What you should do:
Check every line below, and copy those that include "Unallocated".

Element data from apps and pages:
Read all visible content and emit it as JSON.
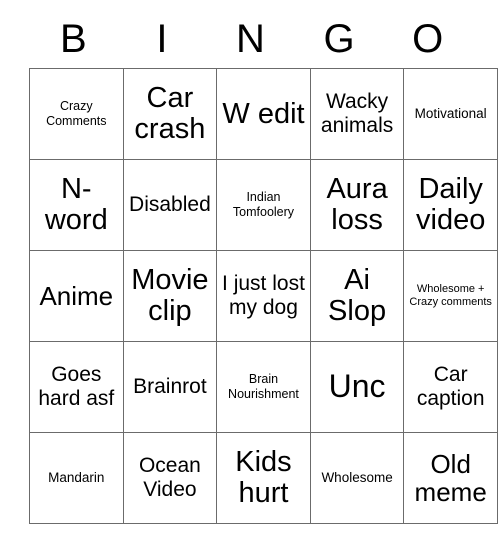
{
  "card": {
    "header_letters": [
      "B",
      "I",
      "N",
      "G",
      "O"
    ],
    "rows": [
      [
        {
          "text": "Crazy Comments",
          "size": "sm"
        },
        {
          "text": "Car crash",
          "size": "2xl"
        },
        {
          "text": "W edit",
          "size": "2xl"
        },
        {
          "text": "Wacky animals",
          "size": "lg"
        },
        {
          "text": "Motivational",
          "size": "md"
        }
      ],
      [
        {
          "text": "N-word",
          "size": "2xl"
        },
        {
          "text": "Disabled",
          "size": "lg"
        },
        {
          "text": "Indian Tomfoolery",
          "size": "sm"
        },
        {
          "text": "Aura loss",
          "size": "2xl"
        },
        {
          "text": "Daily video",
          "size": "2xl"
        }
      ],
      [
        {
          "text": "Anime",
          "size": "xl"
        },
        {
          "text": "Movie clip",
          "size": "2xl"
        },
        {
          "text": "I just lost my dog",
          "size": "lg"
        },
        {
          "text": "Ai Slop",
          "size": "2xl"
        },
        {
          "text": "Wholesome + Crazy comments",
          "size": "xs"
        }
      ],
      [
        {
          "text": "Goes hard asf",
          "size": "lg"
        },
        {
          "text": "Brainrot",
          "size": "lg"
        },
        {
          "text": "Brain Nourishment",
          "size": "sm"
        },
        {
          "text": "Unc",
          "size": "3xl"
        },
        {
          "text": "Car caption",
          "size": "lg"
        }
      ],
      [
        {
          "text": "Mandarin",
          "size": "md"
        },
        {
          "text": "Ocean Video",
          "size": "lg"
        },
        {
          "text": "Kids hurt",
          "size": "2xl"
        },
        {
          "text": "Wholesome",
          "size": "md"
        },
        {
          "text": "Old meme",
          "size": "xl"
        }
      ]
    ]
  },
  "colors": {
    "background": "#ffffff",
    "text": "#000000",
    "grid_border": "#6b6b6b"
  }
}
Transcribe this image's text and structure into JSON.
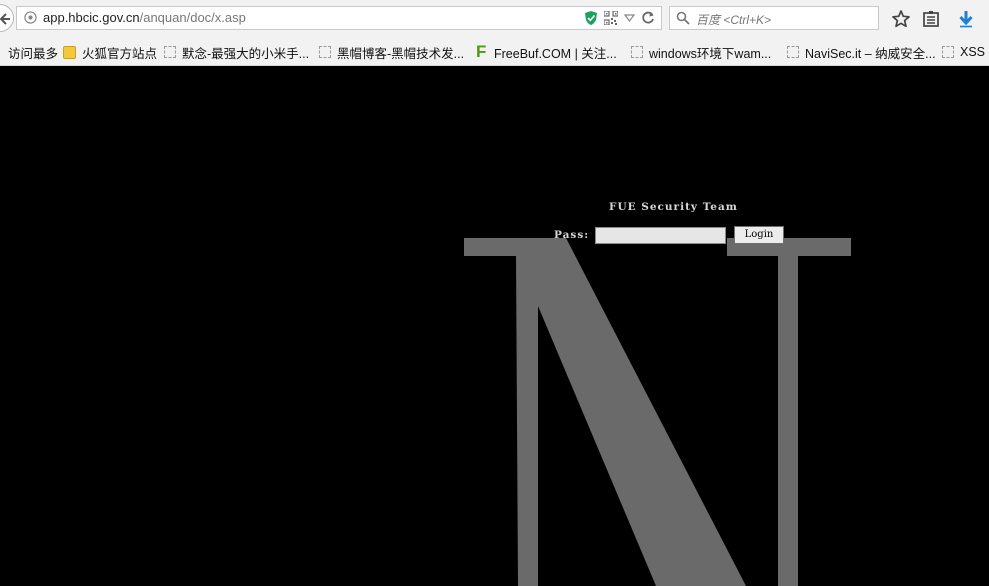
{
  "browser": {
    "url_host": "app.hbcic.gov.cn",
    "url_path": "/anquan/doc/x.asp",
    "search_placeholder": "百度 <Ctrl+K>"
  },
  "bookmarks": [
    {
      "label": "访问最多",
      "icon": "none"
    },
    {
      "label": "火狐官方站点",
      "icon": "folder-icon"
    },
    {
      "label": "默念-最强大的小米手...",
      "icon": "page-icon"
    },
    {
      "label": "黑帽博客-黑帽技术发...",
      "icon": "page-icon"
    },
    {
      "label": "FreeBuf.COM | 关注...",
      "icon": "freebuf-icon"
    },
    {
      "label": "windows环境下wam...",
      "icon": "page-icon"
    },
    {
      "label": "NaviSec.it – 纳威安全...",
      "icon": "page-icon"
    },
    {
      "label": "XSS",
      "icon": "page-icon"
    }
  ],
  "page": {
    "team": "FUE Security Team",
    "pass_label": "Pass:",
    "pass_value": "",
    "login_label": "Login",
    "big_letter": "N",
    "big_letter_color": "#6a6a6a"
  }
}
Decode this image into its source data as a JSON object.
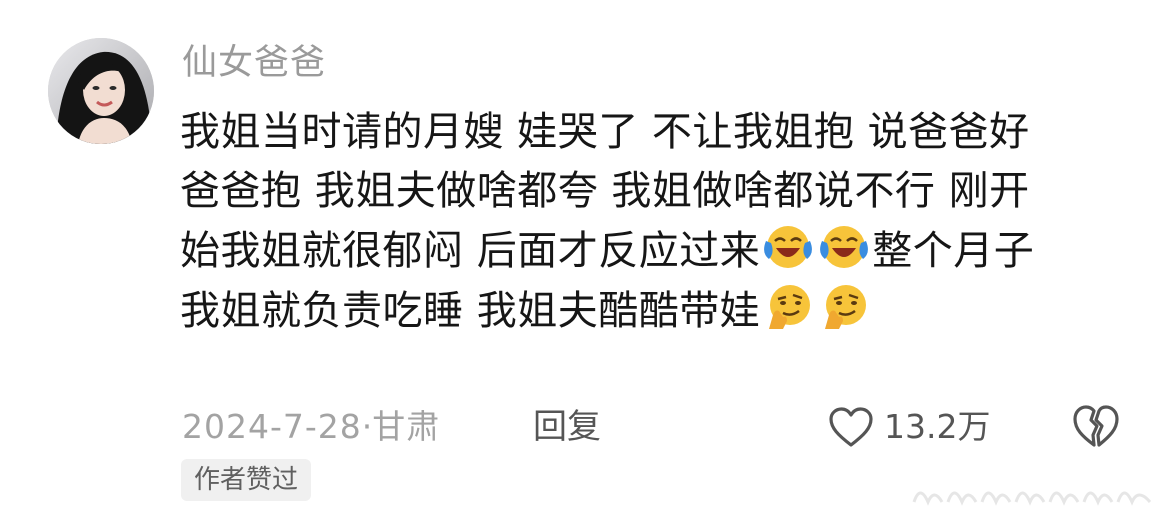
{
  "comment": {
    "username": "仙女爸爸",
    "text_lines": [
      {
        "text": "我姐当时请的月嫂 娃哭了 不让我姐抱 说爸爸好"
      },
      {
        "text": "爸爸抱 我姐夫做啥都夸 我姐做啥都说不行 刚开"
      },
      {
        "before": "始我姐就很郁闷 后面才反应过来",
        "after": "整个月子"
      },
      {
        "before": "我姐就负责吃睡 我姐夫酷酷带娃",
        "after": ""
      }
    ],
    "emojis": {
      "line3": [
        "laugh-cry-emoji",
        "laugh-cry-emoji"
      ],
      "line4": [
        "smirk-thinking-emoji",
        "smirk-thinking-emoji"
      ]
    },
    "date": "2024-7-28",
    "separator": "·",
    "location": "甘肃",
    "reply_label": "回复",
    "like_count": "13.2万",
    "author_badge": "作者赞过"
  },
  "colors": {
    "text": "#161616",
    "muted": "#a3a3a3",
    "action": "#555555",
    "badge_bg": "#f0f0f0",
    "emoji_yellow": "#f7c43a",
    "emoji_blue": "#3a8de0"
  }
}
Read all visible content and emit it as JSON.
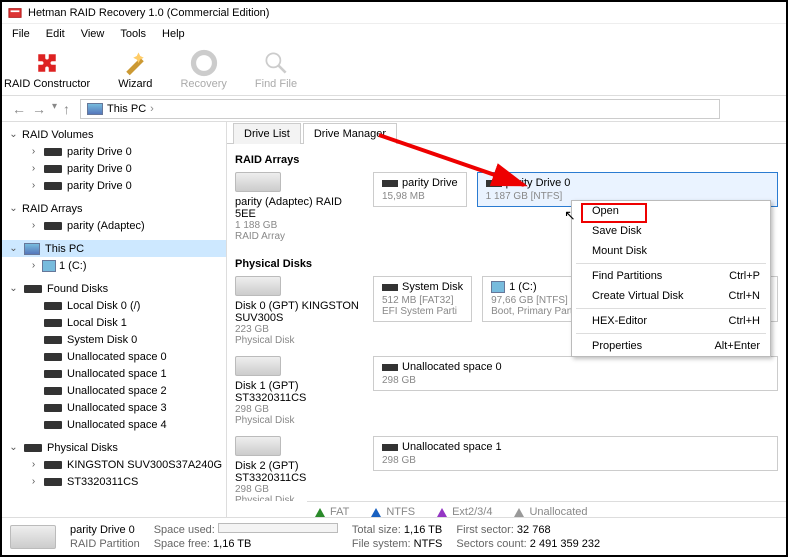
{
  "window": {
    "title": "Hetman RAID Recovery 1.0 (Commercial Edition)"
  },
  "menu": {
    "items": [
      "File",
      "Edit",
      "View",
      "Tools",
      "Help"
    ]
  },
  "toolbar": {
    "raid_constructor": "RAID Constructor",
    "wizard": "Wizard",
    "recovery": "Recovery",
    "find_file": "Find File"
  },
  "breadcrumb": {
    "root": "This PC",
    "sep": "›"
  },
  "tree": {
    "raid_volumes": "RAID Volumes",
    "parity_drive0_a": "parity Drive 0",
    "parity_drive0_b": "parity Drive 0",
    "parity_drive0_c": "parity Drive 0",
    "raid_arrays": "RAID Arrays",
    "parity_adaptec": "parity (Adaptec)",
    "this_pc": "This PC",
    "vol_c": "1 (C:)",
    "found_disks": "Found Disks",
    "local0": "Local Disk 0 (/)",
    "local1": "Local Disk 1",
    "system0": "System Disk 0",
    "un0": "Unallocated space 0",
    "un1": "Unallocated space 1",
    "un2": "Unallocated space 2",
    "un3": "Unallocated space 3",
    "un4": "Unallocated space 4",
    "physical_disks": "Physical Disks",
    "kingston": "KINGSTON SUV300S37A240G",
    "st1": "ST3320311CS"
  },
  "tabs": {
    "drive_list": "Drive List",
    "drive_manager": "Drive Manager"
  },
  "sections": {
    "raid_arrays": "RAID Arrays",
    "physical_disks": "Physical Disks"
  },
  "array0": {
    "name": "parity (Adaptec) RAID 5EE",
    "size": "1 188 GB",
    "type": "RAID Array",
    "p1_name": "parity Drive",
    "p1_size": "15,98 MB",
    "p2_name": "parity Drive 0",
    "p2_size": "1 187 GB [NTFS]"
  },
  "pd0": {
    "name": "Disk 0 (GPT) KINGSTON SUV300S",
    "size": "223 GB",
    "type": "Physical Disk",
    "p1_name": "System Disk",
    "p1_l1": "512 MB [FAT32]",
    "p1_l2": "EFI System Parti",
    "p2_name": "1 (C:)",
    "p2_l1": "97,66 GB [NTFS]",
    "p2_l2": "Boot, Primary Partition"
  },
  "pd1": {
    "name": "Disk 1 (GPT) ST3320311CS",
    "size": "298 GB",
    "type": "Physical Disk",
    "p1_name": "Unallocated space 0",
    "p1_size": "298 GB"
  },
  "pd2": {
    "name": "Disk 2 (GPT) ST3320311CS",
    "size": "298 GB",
    "type": "Physical Disk",
    "p1_name": "Unallocated space 1",
    "p1_size": "298 GB"
  },
  "legend": {
    "fat": "FAT",
    "ntfs": "NTFS",
    "ext": "Ext2/3/4",
    "unalloc": "Unallocated"
  },
  "ctx": {
    "open": "Open",
    "save_disk": "Save Disk",
    "mount_disk": "Mount Disk",
    "find_partitions": "Find Partitions",
    "create_vd": "Create Virtual Disk",
    "hex": "HEX-Editor",
    "properties": "Properties",
    "sc_find": "Ctrl+P",
    "sc_create": "Ctrl+N",
    "sc_hex": "Ctrl+H",
    "sc_prop": "Alt+Enter"
  },
  "status": {
    "sel_name": "parity Drive 0",
    "sel_type": "RAID Partition",
    "space_used": "Space used:",
    "space_free": "Space free:",
    "free_val": "1,16 TB",
    "total_size": "Total size:",
    "total_val": "1,16 TB",
    "fs": "File system:",
    "fs_val": "NTFS",
    "first_sector": "First sector:",
    "first_val": "32 768",
    "sectors_count": "Sectors count:",
    "sectors_val": "2 491 359 232"
  }
}
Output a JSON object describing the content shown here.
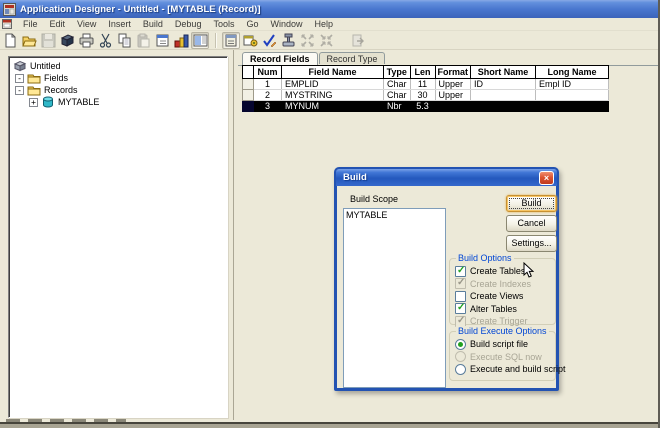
{
  "window": {
    "title": "Application Designer - Untitled - [MYTABLE (Record)]"
  },
  "menubar": {
    "items": [
      "File",
      "Edit",
      "View",
      "Insert",
      "Build",
      "Debug",
      "Tools",
      "Go",
      "Window",
      "Help"
    ]
  },
  "toolbar": {
    "icons": [
      {
        "name": "new-icon",
        "state": "normal"
      },
      {
        "name": "open-icon",
        "state": "normal"
      },
      {
        "name": "save-icon",
        "state": "disabled"
      },
      {
        "name": "save-project-icon",
        "state": "normal"
      },
      {
        "name": "print-icon",
        "state": "normal"
      },
      {
        "name": "cut-icon",
        "state": "normal"
      },
      {
        "name": "copy-icon",
        "state": "normal"
      },
      {
        "name": "paste-icon",
        "state": "disabled"
      },
      {
        "name": "project-properties-icon",
        "state": "normal"
      },
      {
        "name": "build-icon",
        "state": "normal"
      },
      {
        "name": "toggle-project-workspace-icon",
        "state": "pressed"
      },
      {
        "name": "object-properties-icon",
        "state": "pressed"
      },
      {
        "name": "record-properties-icon",
        "state": "normal"
      },
      {
        "name": "validate-icon",
        "state": "normal"
      },
      {
        "name": "record-type-icon",
        "state": "normal"
      },
      {
        "name": "expand-arrows-icon",
        "state": "disabled"
      },
      {
        "name": "collapse-arrows-icon",
        "state": "disabled"
      },
      {
        "name": "next-definition-icon",
        "state": "disabled"
      }
    ]
  },
  "project_tree": {
    "items": [
      {
        "label": "Untitled",
        "icon": "project-icon",
        "expander": ""
      },
      {
        "label": "Fields",
        "icon": "folder-icon",
        "expander": "-"
      },
      {
        "label": "Records",
        "icon": "folder-icon",
        "expander": "-"
      },
      {
        "label": "MYTABLE",
        "icon": "record-icon",
        "expander": "+"
      }
    ]
  },
  "record_window": {
    "tabs": [
      {
        "label": "Record Fields",
        "active": true
      },
      {
        "label": "Record Type",
        "active": false
      }
    ],
    "grid": {
      "columns": [
        "Num",
        "Field Name",
        "Type",
        "Len",
        "Format",
        "Short Name",
        "Long Name"
      ],
      "rows": [
        {
          "num": "1",
          "field_name": "EMPLID",
          "type": "Char",
          "len": "11",
          "format": "Upper",
          "short_name": "ID",
          "long_name": "Empl ID",
          "selected": false
        },
        {
          "num": "2",
          "field_name": "MYSTRING",
          "type": "Char",
          "len": "30",
          "format": "Upper",
          "short_name": "",
          "long_name": "",
          "selected": false
        },
        {
          "num": "3",
          "field_name": "MYNUM",
          "type": "Nbr",
          "len": "5.3",
          "format": "",
          "short_name": "",
          "long_name": "",
          "selected": true
        }
      ]
    }
  },
  "build_dialog": {
    "title": "Build",
    "close_glyph": "×",
    "scope_label": "Build Scope",
    "scope_items": [
      "MYTABLE"
    ],
    "buttons": {
      "build": "Build",
      "cancel": "Cancel",
      "settings": "Settings..."
    },
    "build_options": {
      "title": "Build Options",
      "items": [
        {
          "label": "Create Tables",
          "checked": true,
          "enabled": true
        },
        {
          "label": "Create Indexes",
          "checked": true,
          "enabled": false
        },
        {
          "label": "Create Views",
          "checked": false,
          "enabled": true
        },
        {
          "label": "Alter Tables",
          "checked": true,
          "enabled": true
        },
        {
          "label": "Create Trigger",
          "checked": true,
          "enabled": false
        }
      ]
    },
    "execute_options": {
      "title": "Build Execute Options",
      "items": [
        {
          "label": "Build script file",
          "selected": true,
          "enabled": true
        },
        {
          "label": "Execute SQL now",
          "selected": false,
          "enabled": false
        },
        {
          "label": "Execute and build script",
          "selected": false,
          "enabled": true
        }
      ]
    }
  },
  "colors": {
    "titlebar_blue": "#4a77cf",
    "dialog_border_blue": "#2353b2",
    "group_caption_blue": "#0046d5",
    "check_green": "#21a121",
    "selected_row_bg": "#000000",
    "disabled_text": "#a8a595",
    "close_button_red": "#d44a2a",
    "face_beige": "#ece9d8"
  }
}
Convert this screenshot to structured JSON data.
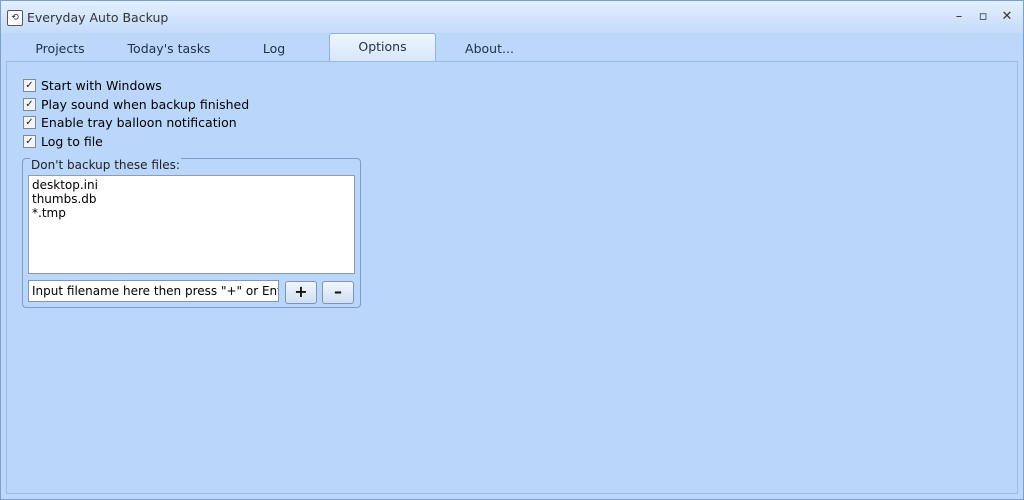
{
  "window": {
    "title": "Everyday Auto Backup",
    "minimize": "–",
    "maximize": "▫",
    "close": "✕",
    "icon_glyph": "⟲"
  },
  "tabs": [
    {
      "label": "Projects"
    },
    {
      "label": "Today's tasks"
    },
    {
      "label": "Log"
    },
    {
      "label": "Options",
      "active": true
    },
    {
      "label": "About..."
    }
  ],
  "options": {
    "checkboxes": [
      {
        "label": "Start with Windows",
        "checked": true
      },
      {
        "label": "Play sound when backup finished",
        "checked": true
      },
      {
        "label": "Enable tray balloon notification",
        "checked": true
      },
      {
        "label": "Log to file",
        "checked": true
      }
    ],
    "exclude_group": {
      "legend": "Don't backup these files:",
      "files": [
        "desktop.ini",
        "thumbs.db",
        "*.tmp"
      ],
      "input_value": "Input filename here then press \"+\" or Enter",
      "add_label": "+",
      "remove_label": "–"
    }
  },
  "colors": {
    "panel": "#bad6fb",
    "accent": "#7d9fce"
  }
}
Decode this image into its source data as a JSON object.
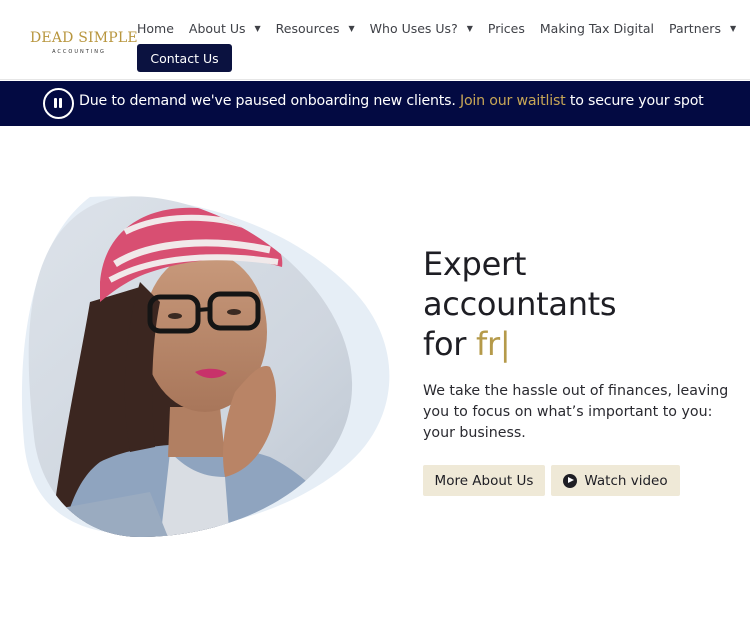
{
  "logo": {
    "main": "DEAD SIMPLE",
    "sub": "ACCOUNTING"
  },
  "nav": {
    "items": [
      {
        "label": "Home",
        "has_caret": false
      },
      {
        "label": "About Us",
        "has_caret": true
      },
      {
        "label": "Resources",
        "has_caret": true
      },
      {
        "label": "Who Uses Us?",
        "has_caret": true
      },
      {
        "label": "Prices",
        "has_caret": false
      },
      {
        "label": "Making Tax Digital",
        "has_caret": false
      },
      {
        "label": "Partners",
        "has_caret": true
      }
    ],
    "caret_glyph": "▼",
    "contact_label": "Contact Us"
  },
  "banner": {
    "text_before": "Due to demand we've paused onboarding new clients. ",
    "link_text": "Join our waitlist",
    "text_after": " to secure your spot",
    "icon": "pause-circle-icon"
  },
  "hero": {
    "title_line1": "Expert",
    "title_line2": "accountants",
    "title_line3_prefix": "for ",
    "title_typed": "fr",
    "title_cursor": "|",
    "subtitle": "We take the hassle out of finances, leaving you to focus on what’s important to you: your business.",
    "btn_more": "More About Us",
    "btn_video": "Watch video",
    "image_alt": "woman-in-pink-beanie-with-glasses"
  },
  "colors": {
    "navy": "#030a42",
    "button_navy": "#0b1240",
    "gold": "#b59a4a",
    "button_beige": "#efe9d7"
  }
}
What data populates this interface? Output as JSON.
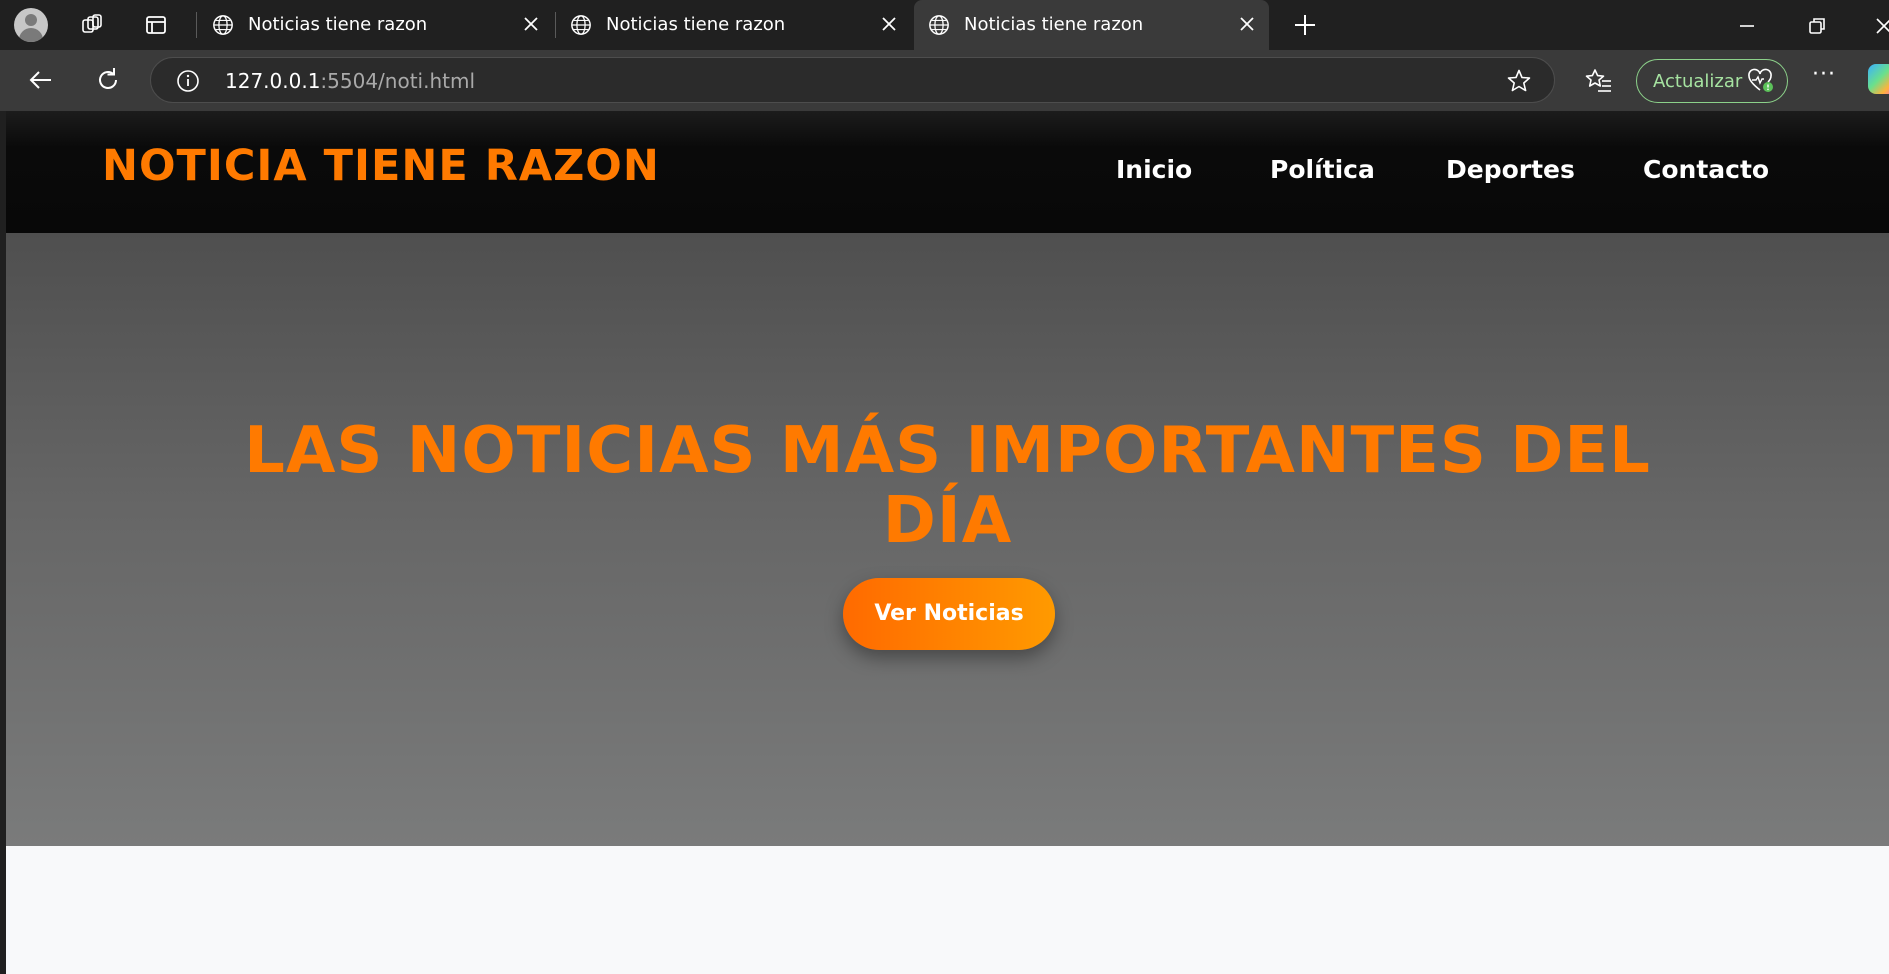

Result:
    "un0": "Unallocated space 0",
    "un1": "Unallocated space 1",
    "un2": "Unallocated space 2",
    "un3": "Unallocated space 3",
    "un4": "Unallocated space 4",
    "p1_name": "Unallocated space 0",
    "p1_name": "Unallocated space 1",
    "unalloc": "Unallocated"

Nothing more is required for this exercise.